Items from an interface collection
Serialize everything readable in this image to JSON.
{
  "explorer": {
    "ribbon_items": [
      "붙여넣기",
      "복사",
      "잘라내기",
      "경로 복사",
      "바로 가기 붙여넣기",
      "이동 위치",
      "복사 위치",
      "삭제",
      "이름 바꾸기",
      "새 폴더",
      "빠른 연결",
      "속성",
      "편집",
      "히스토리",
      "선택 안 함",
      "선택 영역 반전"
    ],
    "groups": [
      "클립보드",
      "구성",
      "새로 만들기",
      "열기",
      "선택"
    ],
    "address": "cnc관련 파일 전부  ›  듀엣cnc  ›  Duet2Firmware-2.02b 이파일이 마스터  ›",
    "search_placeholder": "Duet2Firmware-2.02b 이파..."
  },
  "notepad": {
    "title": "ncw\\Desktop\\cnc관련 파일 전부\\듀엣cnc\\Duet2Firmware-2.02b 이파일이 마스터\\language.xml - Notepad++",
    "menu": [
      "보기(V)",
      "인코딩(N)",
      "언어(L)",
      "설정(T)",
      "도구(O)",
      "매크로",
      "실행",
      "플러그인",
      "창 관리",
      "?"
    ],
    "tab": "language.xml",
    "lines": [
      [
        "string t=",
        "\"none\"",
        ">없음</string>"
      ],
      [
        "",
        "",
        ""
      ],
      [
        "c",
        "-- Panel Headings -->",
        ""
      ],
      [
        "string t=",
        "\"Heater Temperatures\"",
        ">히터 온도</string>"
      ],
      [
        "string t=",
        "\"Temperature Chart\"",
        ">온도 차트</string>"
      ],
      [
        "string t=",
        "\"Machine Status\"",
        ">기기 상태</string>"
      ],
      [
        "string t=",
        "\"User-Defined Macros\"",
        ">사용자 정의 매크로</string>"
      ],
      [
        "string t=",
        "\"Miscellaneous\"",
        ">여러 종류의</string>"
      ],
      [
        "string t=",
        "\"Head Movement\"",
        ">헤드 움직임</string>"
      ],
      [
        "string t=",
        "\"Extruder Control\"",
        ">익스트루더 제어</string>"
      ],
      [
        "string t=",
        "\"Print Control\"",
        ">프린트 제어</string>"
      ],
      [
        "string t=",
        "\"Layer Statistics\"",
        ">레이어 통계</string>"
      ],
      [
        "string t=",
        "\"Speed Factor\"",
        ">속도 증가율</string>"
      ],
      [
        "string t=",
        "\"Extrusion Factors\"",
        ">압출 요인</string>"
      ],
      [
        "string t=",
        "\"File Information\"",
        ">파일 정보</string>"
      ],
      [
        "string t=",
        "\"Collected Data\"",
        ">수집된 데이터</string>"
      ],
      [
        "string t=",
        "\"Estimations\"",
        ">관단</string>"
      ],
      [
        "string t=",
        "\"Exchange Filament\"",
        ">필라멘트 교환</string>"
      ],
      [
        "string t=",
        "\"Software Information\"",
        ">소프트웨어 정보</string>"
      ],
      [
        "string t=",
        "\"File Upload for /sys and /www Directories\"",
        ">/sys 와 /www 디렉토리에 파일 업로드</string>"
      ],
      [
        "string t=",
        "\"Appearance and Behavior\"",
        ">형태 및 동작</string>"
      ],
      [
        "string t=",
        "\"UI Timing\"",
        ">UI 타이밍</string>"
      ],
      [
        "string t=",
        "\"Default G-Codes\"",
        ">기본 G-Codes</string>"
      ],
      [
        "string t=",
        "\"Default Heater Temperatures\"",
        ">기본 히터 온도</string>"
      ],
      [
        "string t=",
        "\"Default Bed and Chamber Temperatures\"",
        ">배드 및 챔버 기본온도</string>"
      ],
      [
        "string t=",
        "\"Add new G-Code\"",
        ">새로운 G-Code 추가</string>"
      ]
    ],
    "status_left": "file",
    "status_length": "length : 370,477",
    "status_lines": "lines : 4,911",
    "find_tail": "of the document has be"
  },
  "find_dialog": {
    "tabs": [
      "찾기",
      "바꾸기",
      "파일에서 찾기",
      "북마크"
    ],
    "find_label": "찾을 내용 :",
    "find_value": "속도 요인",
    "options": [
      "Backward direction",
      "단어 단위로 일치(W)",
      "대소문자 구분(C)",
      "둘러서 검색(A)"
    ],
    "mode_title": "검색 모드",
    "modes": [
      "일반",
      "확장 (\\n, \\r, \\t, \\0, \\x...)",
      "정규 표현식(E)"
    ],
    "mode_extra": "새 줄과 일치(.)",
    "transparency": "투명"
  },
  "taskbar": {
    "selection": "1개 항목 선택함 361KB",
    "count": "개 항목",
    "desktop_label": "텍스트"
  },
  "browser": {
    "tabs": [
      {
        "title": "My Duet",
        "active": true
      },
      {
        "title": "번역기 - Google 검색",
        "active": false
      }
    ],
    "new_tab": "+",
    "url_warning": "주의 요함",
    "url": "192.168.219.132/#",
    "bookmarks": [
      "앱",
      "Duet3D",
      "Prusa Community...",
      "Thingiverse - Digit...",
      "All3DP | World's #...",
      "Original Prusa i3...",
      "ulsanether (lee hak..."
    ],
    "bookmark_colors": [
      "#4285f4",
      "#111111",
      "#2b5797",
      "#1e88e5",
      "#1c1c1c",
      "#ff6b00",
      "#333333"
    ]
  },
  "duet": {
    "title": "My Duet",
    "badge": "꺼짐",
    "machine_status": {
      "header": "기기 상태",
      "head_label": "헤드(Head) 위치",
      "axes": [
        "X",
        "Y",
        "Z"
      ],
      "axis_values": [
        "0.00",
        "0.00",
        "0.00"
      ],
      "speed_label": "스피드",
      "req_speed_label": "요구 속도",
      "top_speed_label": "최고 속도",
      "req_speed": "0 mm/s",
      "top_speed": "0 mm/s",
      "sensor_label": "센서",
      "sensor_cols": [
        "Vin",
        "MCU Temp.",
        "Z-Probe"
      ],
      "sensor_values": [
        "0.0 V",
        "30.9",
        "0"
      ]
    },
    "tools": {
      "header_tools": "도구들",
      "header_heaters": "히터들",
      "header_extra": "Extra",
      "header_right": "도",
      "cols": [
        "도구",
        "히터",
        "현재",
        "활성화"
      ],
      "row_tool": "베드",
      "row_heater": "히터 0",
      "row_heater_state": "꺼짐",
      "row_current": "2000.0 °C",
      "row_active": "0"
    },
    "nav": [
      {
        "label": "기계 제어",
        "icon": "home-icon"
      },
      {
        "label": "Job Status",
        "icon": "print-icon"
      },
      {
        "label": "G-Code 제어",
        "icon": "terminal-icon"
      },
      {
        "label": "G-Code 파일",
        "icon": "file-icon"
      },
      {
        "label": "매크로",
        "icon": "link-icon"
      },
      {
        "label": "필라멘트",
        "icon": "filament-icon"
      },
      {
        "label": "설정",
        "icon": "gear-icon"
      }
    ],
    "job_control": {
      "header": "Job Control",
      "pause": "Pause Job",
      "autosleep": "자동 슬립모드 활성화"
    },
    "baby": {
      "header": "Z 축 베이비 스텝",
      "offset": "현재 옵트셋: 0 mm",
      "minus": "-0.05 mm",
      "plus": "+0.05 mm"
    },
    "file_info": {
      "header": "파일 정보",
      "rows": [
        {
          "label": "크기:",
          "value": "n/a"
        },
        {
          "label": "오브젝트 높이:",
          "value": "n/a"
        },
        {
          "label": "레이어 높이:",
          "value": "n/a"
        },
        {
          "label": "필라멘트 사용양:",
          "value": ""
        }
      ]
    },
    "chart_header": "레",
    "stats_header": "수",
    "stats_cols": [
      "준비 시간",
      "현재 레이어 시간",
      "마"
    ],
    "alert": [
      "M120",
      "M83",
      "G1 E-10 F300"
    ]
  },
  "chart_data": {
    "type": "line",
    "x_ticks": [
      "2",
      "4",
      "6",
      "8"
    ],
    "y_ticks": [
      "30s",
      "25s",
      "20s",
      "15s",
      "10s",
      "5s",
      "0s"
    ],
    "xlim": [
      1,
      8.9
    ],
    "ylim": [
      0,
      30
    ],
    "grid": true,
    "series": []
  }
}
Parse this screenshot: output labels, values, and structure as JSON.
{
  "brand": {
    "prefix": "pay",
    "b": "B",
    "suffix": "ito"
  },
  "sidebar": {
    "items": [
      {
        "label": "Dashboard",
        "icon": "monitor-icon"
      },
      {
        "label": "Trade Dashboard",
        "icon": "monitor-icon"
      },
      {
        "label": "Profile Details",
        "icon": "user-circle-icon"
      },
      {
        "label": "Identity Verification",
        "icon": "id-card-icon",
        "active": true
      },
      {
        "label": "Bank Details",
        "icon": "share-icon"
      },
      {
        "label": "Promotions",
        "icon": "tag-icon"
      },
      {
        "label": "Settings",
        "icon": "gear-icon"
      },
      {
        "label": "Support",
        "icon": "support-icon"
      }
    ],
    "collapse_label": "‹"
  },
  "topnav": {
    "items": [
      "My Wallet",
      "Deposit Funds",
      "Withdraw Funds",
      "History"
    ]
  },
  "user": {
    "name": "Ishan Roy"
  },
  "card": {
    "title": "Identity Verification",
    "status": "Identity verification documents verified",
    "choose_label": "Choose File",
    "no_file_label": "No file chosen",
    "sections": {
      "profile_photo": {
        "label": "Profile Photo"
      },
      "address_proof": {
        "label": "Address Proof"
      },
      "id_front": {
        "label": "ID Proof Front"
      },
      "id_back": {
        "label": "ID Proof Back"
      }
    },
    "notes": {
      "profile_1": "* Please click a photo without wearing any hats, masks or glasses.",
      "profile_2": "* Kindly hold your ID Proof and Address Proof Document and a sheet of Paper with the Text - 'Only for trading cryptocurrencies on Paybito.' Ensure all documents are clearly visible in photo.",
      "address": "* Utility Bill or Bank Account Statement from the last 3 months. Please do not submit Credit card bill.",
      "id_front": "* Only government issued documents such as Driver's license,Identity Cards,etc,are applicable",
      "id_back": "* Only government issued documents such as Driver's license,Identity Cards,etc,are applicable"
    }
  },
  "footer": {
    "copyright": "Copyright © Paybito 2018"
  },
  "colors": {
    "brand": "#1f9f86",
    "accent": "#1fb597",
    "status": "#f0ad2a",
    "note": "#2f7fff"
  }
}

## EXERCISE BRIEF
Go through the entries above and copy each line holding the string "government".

## YOUR SOLUTION
      "id_front": "* Only government issued documents such as Driver's license,Identity Cards,etc,are applicable",
      "id_back": "* Only government issued documents such as Driver's license,Identity Cards,etc,are applicable"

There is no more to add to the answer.